- TASK REQUIREMENTS: Return each line of the records below that contains the word "data".

- AVAILABLE RECORDS:
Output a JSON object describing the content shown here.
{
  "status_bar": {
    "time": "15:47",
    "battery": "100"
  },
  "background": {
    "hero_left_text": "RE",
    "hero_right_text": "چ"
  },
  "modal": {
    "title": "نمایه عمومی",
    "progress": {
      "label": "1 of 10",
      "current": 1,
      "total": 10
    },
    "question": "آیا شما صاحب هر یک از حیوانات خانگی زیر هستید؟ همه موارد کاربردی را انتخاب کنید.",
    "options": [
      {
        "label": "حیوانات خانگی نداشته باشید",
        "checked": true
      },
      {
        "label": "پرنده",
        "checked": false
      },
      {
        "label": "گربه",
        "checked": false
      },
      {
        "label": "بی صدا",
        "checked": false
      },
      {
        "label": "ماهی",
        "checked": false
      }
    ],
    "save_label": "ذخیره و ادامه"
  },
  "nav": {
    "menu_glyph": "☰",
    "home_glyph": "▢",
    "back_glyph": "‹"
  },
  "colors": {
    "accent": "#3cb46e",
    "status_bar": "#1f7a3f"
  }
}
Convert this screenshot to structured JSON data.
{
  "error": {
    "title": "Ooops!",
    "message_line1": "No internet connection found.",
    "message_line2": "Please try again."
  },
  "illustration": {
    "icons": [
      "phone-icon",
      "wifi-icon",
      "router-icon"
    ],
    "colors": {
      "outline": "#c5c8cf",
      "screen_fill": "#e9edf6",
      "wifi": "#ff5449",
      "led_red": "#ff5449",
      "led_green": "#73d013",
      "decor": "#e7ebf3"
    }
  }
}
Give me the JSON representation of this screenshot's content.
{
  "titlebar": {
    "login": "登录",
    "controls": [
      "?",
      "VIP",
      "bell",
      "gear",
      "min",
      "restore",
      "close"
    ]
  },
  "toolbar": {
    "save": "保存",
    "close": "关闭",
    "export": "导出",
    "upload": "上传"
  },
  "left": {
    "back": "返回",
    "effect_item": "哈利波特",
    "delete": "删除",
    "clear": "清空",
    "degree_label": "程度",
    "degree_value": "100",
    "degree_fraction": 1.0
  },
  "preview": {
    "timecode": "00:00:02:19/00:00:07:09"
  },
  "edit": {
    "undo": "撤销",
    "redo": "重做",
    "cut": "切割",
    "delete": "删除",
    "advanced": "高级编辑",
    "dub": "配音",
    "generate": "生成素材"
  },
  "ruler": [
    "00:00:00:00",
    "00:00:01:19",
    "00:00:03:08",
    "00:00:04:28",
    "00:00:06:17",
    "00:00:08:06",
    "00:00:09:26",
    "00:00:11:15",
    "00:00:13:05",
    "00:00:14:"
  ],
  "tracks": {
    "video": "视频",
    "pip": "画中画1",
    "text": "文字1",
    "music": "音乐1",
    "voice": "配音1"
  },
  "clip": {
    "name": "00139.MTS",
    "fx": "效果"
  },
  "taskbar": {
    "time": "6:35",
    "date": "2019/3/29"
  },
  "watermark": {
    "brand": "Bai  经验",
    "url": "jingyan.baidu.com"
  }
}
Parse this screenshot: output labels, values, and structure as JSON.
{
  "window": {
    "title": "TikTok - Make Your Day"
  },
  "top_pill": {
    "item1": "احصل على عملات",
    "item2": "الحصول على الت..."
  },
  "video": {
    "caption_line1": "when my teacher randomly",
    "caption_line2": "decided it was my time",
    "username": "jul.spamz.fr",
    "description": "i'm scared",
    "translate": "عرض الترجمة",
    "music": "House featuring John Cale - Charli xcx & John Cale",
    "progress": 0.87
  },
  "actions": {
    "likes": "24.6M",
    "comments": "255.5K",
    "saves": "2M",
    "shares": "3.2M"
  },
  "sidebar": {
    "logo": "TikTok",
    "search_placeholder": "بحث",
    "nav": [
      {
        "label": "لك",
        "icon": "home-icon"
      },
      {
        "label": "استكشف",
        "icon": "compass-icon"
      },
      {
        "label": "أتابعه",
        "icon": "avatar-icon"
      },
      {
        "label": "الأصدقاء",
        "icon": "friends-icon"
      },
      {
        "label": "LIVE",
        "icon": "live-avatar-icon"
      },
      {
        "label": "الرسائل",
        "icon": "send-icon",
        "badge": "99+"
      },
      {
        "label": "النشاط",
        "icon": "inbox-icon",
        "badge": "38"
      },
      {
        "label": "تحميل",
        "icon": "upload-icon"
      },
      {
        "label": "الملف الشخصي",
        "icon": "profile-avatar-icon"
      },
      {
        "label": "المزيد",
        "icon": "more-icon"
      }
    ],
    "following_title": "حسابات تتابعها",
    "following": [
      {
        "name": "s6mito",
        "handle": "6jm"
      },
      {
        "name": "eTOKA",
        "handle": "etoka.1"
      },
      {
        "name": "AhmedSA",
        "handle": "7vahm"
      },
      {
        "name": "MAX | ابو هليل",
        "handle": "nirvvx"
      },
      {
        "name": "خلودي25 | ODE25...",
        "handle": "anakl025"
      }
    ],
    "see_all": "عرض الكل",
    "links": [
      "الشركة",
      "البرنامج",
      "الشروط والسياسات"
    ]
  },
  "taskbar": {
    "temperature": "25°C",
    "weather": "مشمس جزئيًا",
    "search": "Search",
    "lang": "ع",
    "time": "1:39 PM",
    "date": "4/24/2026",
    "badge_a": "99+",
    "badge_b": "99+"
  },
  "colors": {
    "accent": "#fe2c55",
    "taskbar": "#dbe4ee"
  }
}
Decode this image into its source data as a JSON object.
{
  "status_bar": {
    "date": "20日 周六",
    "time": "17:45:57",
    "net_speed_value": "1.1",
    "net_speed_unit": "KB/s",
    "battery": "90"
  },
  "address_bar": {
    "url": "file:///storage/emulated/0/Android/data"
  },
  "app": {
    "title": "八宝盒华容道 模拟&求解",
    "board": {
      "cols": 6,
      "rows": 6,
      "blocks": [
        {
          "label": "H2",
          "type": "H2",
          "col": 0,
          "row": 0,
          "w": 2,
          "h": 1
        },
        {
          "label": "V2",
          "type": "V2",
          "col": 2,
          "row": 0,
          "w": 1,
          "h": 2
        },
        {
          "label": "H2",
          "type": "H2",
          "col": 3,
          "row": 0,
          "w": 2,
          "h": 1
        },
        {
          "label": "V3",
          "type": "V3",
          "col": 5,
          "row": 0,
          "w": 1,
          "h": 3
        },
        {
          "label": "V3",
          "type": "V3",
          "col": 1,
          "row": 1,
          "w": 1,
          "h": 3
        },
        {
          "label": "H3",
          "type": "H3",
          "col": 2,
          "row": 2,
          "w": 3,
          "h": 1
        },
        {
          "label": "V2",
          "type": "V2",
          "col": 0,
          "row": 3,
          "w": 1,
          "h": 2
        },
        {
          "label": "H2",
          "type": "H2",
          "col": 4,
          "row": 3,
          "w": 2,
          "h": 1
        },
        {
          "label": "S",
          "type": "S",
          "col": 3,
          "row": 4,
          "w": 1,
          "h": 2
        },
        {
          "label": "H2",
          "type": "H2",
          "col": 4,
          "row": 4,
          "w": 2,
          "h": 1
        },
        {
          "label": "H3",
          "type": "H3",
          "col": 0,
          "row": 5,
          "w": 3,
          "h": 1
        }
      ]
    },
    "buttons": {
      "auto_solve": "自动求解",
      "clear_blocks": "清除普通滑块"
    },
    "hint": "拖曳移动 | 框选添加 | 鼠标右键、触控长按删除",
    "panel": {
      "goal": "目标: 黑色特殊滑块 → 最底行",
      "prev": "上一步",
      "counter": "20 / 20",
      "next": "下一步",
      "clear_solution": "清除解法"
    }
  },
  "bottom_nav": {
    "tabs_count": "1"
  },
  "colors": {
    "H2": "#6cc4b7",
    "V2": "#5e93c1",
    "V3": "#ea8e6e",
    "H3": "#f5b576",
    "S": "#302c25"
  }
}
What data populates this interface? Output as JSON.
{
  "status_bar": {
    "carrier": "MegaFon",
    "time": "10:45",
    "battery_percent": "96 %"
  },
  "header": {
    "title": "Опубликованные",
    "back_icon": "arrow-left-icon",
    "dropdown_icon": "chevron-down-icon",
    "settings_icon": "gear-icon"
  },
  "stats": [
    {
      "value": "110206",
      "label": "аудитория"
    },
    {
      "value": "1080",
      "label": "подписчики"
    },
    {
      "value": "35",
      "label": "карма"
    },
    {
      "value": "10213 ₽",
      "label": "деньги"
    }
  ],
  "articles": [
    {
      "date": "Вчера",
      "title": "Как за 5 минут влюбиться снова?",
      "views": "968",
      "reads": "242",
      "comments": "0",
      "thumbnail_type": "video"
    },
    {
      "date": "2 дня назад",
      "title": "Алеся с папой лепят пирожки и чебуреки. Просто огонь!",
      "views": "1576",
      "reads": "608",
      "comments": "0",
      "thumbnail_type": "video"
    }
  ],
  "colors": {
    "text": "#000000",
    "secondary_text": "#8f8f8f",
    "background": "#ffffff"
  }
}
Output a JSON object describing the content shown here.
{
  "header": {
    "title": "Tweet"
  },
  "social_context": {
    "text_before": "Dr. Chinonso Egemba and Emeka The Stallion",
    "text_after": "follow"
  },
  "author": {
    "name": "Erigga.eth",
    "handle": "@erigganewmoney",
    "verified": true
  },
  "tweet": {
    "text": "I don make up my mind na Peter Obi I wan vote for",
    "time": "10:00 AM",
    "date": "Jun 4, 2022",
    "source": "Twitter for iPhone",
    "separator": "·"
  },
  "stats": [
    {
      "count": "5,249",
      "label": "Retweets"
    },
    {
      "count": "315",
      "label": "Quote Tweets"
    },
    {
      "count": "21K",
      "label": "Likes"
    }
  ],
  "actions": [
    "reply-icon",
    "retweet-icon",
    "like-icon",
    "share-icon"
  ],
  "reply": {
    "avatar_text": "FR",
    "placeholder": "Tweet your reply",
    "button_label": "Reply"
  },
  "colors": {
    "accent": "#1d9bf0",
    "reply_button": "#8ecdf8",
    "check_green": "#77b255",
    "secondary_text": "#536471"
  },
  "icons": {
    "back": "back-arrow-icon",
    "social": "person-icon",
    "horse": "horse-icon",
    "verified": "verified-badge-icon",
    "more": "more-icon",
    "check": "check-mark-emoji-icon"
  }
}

- ANSWER BOX:
Convert this screenshot to structured JSON data.
Decode this image into its source data as a JSON object.
    "url": "file:///storage/emulated/0/Android/data"
What data populates this interface? Output as JSON.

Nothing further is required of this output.